History and Background of the Heritable Innovation Trust™


The Heritable Innovation Trust (H.I.T.) was created in 2008 based on the “Heritable Knowledge Framework and the Development of Communal Innovation Trusts” document as a program to provide a structured, international framework for the global diffusion of communal, traditional-based knowledge known as “heritable knowledge.” H.I.T. is an extension of M-CAM and has reached fifteen communities including Papua New Guinea, Ecuador, Mongolia, and Peru. Currently, intellectual property frameworks from major areas like Europe and the U.S. are not applicable across cultures; therefore, H.I.T. is constructing a new pathway to share heritable knowledge to connect cultures and increase global access.

Intellectual property (including patents, trademarks, and copyrights) rights have expiration dates, an element of static specificity, and a single owner. “Intellectual property rights,” as defined by the World Trade Organization (WTO), are “the rights given to persons over the creations of their minds. They usually give the creator an exclusive right over the use of his/her creation for a certain period of time.” However, this definition does not apply to heritable knowledge. There is no “creator,” “creation,” or “time” of origin. When applying this current structure, it allows those in “developed” countries to employ the system to their advantage. Persons of countries with a Patent Office (generally “developed” countries) are capable of creating legal patents by taking innovations that were originally heritable knowledge (of “developing” countries), and eventually they can place said innovations in the public domain. This makes the community innovations free and open without recognition or control given to the community causing it to lose its cultural value. This is primarily because of the “developed” world’s introspective tendencies to capitalize on opportunities for personal gain. The problem is that heritable knowledge exists in a community. Outsiders capitalizing on heritable knowledge excludes communities from their own knowledge and cultural aspects. On the other hand, the “developing” world has the propensity to look at situations and make decisions based on the community’s well-being. Heritable knowledge is communal, traditional-based knowledge that has been utilized for generations with a deliberate intent, not for personal gain.

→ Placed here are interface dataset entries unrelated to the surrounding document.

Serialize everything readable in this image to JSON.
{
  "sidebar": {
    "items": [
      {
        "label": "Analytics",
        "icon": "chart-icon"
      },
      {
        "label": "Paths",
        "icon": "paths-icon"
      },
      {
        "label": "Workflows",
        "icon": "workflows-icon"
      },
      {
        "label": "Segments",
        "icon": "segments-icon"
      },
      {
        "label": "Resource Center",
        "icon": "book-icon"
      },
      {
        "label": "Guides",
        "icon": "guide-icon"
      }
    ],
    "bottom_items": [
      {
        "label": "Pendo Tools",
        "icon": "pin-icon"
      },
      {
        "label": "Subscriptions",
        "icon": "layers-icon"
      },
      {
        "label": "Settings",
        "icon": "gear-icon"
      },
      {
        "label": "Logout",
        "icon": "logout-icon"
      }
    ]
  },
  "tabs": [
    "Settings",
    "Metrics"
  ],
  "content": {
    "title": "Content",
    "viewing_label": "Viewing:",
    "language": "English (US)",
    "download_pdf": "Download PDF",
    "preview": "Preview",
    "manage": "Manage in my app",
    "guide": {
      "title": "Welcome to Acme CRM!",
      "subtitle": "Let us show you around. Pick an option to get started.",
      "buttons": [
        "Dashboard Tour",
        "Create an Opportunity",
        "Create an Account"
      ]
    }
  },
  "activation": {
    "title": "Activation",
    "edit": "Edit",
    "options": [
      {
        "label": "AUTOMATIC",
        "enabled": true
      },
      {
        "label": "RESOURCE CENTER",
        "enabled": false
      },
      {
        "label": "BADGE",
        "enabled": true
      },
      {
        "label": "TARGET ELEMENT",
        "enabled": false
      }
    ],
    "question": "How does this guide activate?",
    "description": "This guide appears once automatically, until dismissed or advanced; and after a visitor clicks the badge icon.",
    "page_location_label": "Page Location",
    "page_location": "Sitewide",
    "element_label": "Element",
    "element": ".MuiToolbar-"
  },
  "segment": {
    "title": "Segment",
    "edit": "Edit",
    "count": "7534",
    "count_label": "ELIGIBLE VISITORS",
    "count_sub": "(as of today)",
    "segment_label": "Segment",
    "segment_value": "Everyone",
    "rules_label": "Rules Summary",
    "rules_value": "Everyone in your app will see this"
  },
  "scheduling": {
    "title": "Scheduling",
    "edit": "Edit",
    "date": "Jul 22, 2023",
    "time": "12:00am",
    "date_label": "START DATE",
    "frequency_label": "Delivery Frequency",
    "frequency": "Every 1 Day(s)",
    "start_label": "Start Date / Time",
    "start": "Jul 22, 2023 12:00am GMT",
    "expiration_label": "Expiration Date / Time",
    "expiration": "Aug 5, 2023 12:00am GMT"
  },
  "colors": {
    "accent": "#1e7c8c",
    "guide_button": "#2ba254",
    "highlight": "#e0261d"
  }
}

H.I.T. seeks to construct a new paradigm from which communities can facilitate bilateral value exchange. The trust connects information exchange of the parties through a trust governed by contract law. Unlike intellectual property law, contracts can be created perpetually, inalienably, without jurisdictional limitation and to protect the benefit of an entire community. Through this system, the entire community can benefit from the heritable knowledge that has been passed down informally by the ancestors of their communities, rather than exclude itself from benefits. H.I.T. strives to protect and share heritable knowledge discovered and utilized by communities, while increasing fair, global accessibility. By entering into the trust, all involved parties agree to engage with each other in transparency and partnership. H.I.T. seeks to develop a more efficient paradigm in international intellectual property protocol that focuses on bilateral value exchange across cultural barriers.

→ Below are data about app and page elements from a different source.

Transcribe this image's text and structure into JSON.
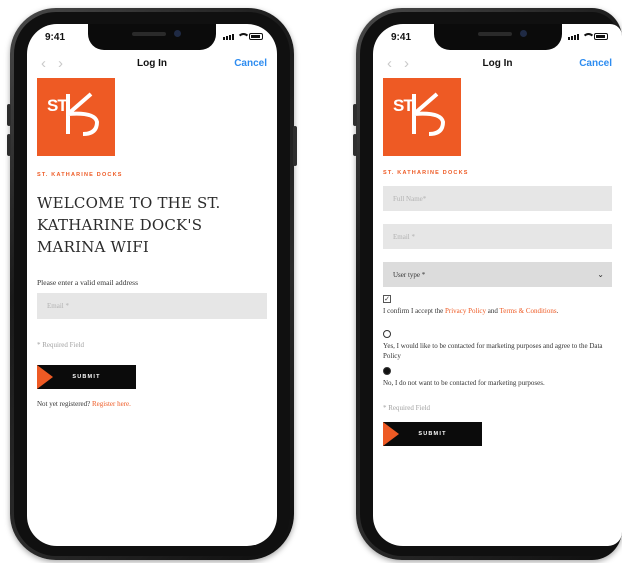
{
  "left": {
    "status_time": "9:41",
    "nav_title": "Log In",
    "cancel": "Cancel",
    "brand": "ST. KATHARINE DOCKS",
    "welcome_lines": [
      "WELCOME TO THE ST.",
      "KATHARINE DOCK'S",
      "MARINA WIFI"
    ],
    "email_label": "Please enter a valid email address",
    "email_placeholder": "Email *",
    "required_note": "* Required Field",
    "submit": "SUBMIT",
    "not_registered": "Not yet registered?",
    "register_link": "Register here."
  },
  "right": {
    "status_time": "9:41",
    "nav_title": "Log In",
    "cancel": "Cancel",
    "brand": "ST. KATHARINE DOCKS",
    "full_name_placeholder": "Full Name*",
    "email_placeholder": "Email *",
    "user_type_value": "User type *",
    "terms_prefix": "I confirm I accept the",
    "privacy_link": "Privacy Policy",
    "and_text": "and",
    "terms_link": "Terms & Conditions",
    "terms_suffix": ".",
    "terms_checked": true,
    "option_yes": "Yes, I would like to be contacted for marketing purposes and agree to the Data Policy",
    "option_no": "No, I do not want to be contacted for marketing purposes.",
    "selected_option": "no",
    "required_note": "* Required Field",
    "submit": "SUBMIT"
  },
  "icons": {
    "back": "chevron-left-icon",
    "forward": "chevron-right-icon",
    "chevron_down": "chevron-down-icon",
    "checkmark": "✓"
  },
  "colors": {
    "brand_orange": "#ee5a24",
    "ios_blue": "#2d8cf0",
    "field_bg": "#e6e6e6",
    "button_bg": "#0b0b0b"
  }
}
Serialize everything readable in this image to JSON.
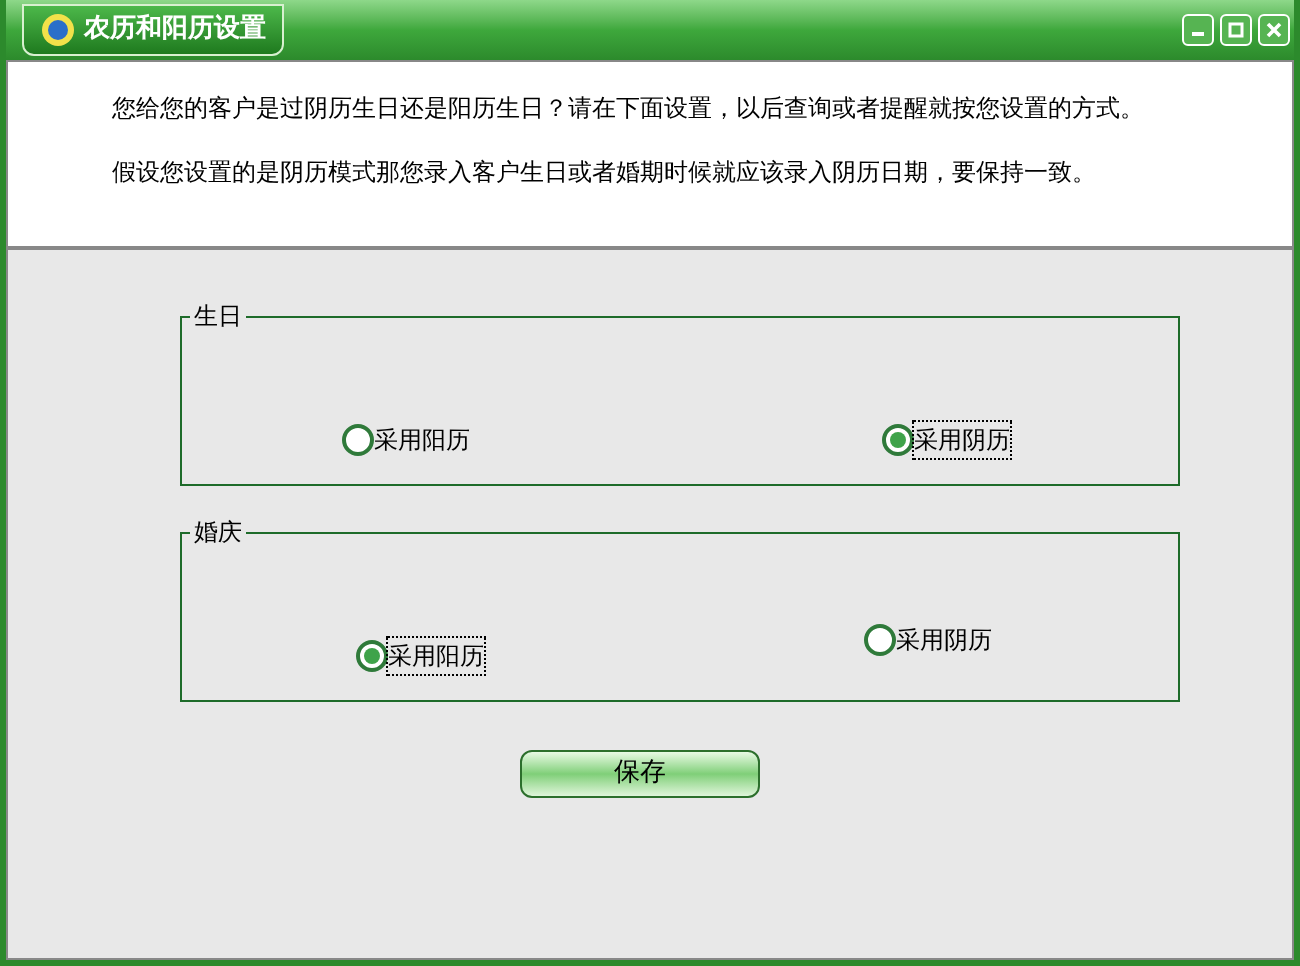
{
  "window": {
    "title": "农历和阳历设置"
  },
  "info": [
    "您给您的客户是过阴历生日还是阳历生日？请在下面设置，以后查询或者提醒就按您设置的方式。",
    "假设您设置的是阴历模式那您录入客户生日或者婚期时候就应该录入阴历日期，要保持一致。"
  ],
  "groups": [
    {
      "title": "生日",
      "options": [
        {
          "label": "采用阳历",
          "selected": false
        },
        {
          "label": "采用阴历",
          "selected": true
        }
      ]
    },
    {
      "title": "婚庆",
      "options": [
        {
          "label": "采用阳历",
          "selected": true
        },
        {
          "label": "采用阴历",
          "selected": false
        }
      ]
    }
  ],
  "save_button": "保存"
}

*Photo provided by Runa

The mamala tree of the Samoan community is a prime example of what H.I.T. hopes to improve through employing bilateral value exchange (creating benefit for all parties involved). For generations, the Samoans have used the mamala tree to heal viral diseases (e.g. Hepatitis, HIV/AIDS). In 1990 an American ethnobotanist visited the community; the Samoan healers shared the tree’s properties with the ethnobotanist; he brought the information to the cancer institutes in the United States. In turn, derivatives of the organic compound were patented and the Samoans were excluded from using and producing their heritable knowledge. Recently, the Samoans have formed a few profit-sharing pacts, but they remain largely uncompensated and unrecognized. As mentioned, Heritable Innovation Trust’s goal is to prevent unintentional and intentional exploitation disenfranchisement. View a video explaining the full example HERE.

The future of the Heritable Innovation Trust is to reconstruct the international intellectual property framework to a system that is more internationally applicable using bilateral value exchange to connect cultures and increase global access.